I’m not sure what the technical term is for this production of Jane Eyre. Some people describe it as physical theatre. For me, I felt that same spark of excitement that I had in the playground as a child.
“You be the dog. This is our house, the door is here. The wall is the car, so when I sit there I’m actually driving”.
As 7 year olds at school we created whole worlds in the space of a lunch break and this is what Sally Cookson has done with Jane Eyre at the Lyttleton Theatre.

The set consists of a wood and iron structure that could have been
lifted from an adventure playground and the cast deftly climb,
scramble and hang from it to recreate Lowood School, Thornfield and the dreaded Red Room at Gateshead Hall.

Jane Eyre Lowood
Photo by Simon Annand

From the moment the play opens with Jane’s father holding her as a baby, but with the older Jane also standing on the stage projecting the baby’s cries you know that this is not traditional theatre.

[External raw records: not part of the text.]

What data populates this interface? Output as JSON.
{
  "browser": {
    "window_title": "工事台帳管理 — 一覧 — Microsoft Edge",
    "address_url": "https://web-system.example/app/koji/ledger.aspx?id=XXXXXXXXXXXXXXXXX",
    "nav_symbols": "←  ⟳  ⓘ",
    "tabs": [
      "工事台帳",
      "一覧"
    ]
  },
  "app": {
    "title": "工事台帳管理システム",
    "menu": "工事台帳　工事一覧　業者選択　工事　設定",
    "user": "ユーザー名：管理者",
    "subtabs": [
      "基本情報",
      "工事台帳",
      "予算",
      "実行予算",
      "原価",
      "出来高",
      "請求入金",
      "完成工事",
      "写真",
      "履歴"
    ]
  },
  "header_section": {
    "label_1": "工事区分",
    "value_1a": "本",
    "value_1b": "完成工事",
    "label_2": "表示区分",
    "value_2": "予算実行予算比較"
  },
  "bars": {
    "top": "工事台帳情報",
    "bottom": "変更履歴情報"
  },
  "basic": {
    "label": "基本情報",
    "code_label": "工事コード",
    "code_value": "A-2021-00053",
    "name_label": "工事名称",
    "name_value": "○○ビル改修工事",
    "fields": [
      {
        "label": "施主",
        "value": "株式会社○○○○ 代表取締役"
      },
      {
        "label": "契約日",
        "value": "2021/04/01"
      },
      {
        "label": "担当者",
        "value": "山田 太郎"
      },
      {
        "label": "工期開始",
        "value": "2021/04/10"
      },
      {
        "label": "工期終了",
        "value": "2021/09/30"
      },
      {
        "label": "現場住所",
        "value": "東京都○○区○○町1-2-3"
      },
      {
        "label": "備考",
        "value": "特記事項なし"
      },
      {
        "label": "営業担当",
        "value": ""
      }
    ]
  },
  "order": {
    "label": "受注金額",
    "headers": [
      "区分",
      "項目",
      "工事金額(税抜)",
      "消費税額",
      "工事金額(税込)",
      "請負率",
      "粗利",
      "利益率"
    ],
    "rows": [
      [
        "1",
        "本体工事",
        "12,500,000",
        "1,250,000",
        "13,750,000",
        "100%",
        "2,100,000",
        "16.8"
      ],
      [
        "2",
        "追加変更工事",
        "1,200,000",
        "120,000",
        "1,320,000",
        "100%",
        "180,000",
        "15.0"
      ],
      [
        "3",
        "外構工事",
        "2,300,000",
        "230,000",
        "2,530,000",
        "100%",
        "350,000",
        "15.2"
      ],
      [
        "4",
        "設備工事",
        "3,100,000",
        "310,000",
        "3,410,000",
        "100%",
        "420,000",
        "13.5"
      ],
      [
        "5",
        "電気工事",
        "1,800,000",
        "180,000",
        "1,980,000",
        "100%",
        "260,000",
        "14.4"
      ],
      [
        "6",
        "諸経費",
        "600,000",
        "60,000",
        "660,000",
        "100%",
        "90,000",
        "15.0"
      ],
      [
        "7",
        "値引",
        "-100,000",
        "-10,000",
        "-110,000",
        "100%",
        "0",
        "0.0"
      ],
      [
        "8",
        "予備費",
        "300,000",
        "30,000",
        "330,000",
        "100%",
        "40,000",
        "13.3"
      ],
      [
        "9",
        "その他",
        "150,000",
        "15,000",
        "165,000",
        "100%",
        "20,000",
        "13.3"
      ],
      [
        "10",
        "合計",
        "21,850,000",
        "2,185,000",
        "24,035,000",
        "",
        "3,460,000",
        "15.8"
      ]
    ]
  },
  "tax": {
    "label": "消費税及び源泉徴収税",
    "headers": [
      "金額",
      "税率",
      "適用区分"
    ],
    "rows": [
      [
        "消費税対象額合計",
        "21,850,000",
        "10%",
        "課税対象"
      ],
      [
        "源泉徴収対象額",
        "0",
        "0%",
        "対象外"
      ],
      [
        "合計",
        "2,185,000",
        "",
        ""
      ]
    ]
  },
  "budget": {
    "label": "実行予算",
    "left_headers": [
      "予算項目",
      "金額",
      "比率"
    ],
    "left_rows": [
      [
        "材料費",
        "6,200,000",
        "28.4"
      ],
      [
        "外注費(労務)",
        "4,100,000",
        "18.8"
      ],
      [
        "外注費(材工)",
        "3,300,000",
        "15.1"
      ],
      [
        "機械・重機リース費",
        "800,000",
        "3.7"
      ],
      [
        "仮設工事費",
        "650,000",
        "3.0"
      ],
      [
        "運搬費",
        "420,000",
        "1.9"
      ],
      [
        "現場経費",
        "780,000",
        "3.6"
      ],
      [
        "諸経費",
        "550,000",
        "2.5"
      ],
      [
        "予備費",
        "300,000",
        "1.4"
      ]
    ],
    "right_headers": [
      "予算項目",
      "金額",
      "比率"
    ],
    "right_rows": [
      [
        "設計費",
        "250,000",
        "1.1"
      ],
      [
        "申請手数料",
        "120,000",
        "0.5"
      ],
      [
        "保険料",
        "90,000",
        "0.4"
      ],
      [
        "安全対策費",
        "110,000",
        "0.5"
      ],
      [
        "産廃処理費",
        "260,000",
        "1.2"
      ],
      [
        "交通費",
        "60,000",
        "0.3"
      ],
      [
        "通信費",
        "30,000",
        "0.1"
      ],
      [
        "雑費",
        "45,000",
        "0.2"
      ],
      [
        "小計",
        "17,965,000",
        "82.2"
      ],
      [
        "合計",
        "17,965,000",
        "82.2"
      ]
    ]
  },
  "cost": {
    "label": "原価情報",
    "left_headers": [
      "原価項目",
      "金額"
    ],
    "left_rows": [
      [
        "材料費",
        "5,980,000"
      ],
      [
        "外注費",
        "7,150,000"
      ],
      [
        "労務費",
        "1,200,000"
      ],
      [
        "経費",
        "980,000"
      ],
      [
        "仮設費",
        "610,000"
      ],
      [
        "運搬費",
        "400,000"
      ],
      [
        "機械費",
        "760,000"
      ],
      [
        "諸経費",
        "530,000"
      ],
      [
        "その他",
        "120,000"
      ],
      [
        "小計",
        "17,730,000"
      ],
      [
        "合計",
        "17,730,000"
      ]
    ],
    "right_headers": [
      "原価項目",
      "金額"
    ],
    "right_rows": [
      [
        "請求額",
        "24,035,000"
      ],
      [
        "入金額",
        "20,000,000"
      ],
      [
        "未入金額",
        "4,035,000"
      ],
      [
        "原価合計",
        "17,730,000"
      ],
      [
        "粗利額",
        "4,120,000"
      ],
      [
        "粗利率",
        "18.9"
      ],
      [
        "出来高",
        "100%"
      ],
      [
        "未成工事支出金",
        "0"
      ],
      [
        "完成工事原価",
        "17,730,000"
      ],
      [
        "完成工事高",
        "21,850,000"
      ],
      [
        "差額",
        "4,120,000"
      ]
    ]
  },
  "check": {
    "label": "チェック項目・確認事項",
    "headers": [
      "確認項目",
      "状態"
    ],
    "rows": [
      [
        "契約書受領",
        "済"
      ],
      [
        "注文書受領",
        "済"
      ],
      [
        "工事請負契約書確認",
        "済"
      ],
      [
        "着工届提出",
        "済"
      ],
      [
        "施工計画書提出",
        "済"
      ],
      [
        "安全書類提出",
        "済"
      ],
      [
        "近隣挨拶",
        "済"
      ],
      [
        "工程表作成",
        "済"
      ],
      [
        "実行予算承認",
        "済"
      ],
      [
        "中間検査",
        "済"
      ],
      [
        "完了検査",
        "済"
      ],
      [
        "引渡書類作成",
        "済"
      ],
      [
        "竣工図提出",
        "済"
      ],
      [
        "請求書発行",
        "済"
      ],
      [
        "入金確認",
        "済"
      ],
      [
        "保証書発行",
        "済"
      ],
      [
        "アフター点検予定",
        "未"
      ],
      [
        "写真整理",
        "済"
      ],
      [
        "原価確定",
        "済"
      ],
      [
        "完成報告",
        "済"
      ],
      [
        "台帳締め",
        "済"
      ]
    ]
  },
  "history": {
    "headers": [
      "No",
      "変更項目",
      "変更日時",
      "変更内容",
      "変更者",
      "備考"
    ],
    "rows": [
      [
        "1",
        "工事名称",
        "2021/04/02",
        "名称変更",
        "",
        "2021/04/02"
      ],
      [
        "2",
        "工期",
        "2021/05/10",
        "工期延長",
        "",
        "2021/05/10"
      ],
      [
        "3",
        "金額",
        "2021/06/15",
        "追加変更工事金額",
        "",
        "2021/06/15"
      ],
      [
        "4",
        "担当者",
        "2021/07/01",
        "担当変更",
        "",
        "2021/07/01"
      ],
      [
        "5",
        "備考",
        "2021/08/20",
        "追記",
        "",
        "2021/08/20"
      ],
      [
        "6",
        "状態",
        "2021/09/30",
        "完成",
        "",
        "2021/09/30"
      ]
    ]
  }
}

Far from having the book played out in front of you complete with period
costumes and replicas of grand houses, you’re given the cast and their words and invited to imagine the world around them.

It may sound too conceptual for some and there is always an element of risk that some audiences may not want to exercise their
imagination to such a degree, however, this production really works.

The cast are so talented that when Craig Edwards bounds around the stage, whipping his leg with a length of cord as his tail, he IS Rochester’s dog, Pilot. He believes he is the dog and so do you,
laughing at him offering up his tummy to be stroked.

Madeleine Worrall as Jane is smart, determined and not to be pitied. The relationship between her and Rochester, played by Felix Hayes, is one of the most touching and believable romances I have seen on stage, and their reunion after the fire at Thornfield brought a lump to my throat.

Jane Eyre Window Image
Photo by Alastair Muir

Devised by the company, without a script, it’s hard to imagine just how much work has gone into the production. A jazz ensemble is on stage throughout and provide a striking soundtrack from within the story, and it’s a stroke of genius when Melanie Marshall sings Gnarls Barkley’s “Crazy” as Bertha Mason.

This performance will leave you marvelling at how the cast build scenes for our enjoyment. Each holding a frame, they come together to form a window for Jane to throw open, lurk behind her on stage
voicing the thoughts in her head and upon arrival in Thornfield she is greeted by a clutch of lamps, held up as the flames of a friendly fire in her bedroom.

It’s clever, energetic, engaging and unique and within 15 minutes of the show I was immersed in the story and the magic of the
imagination.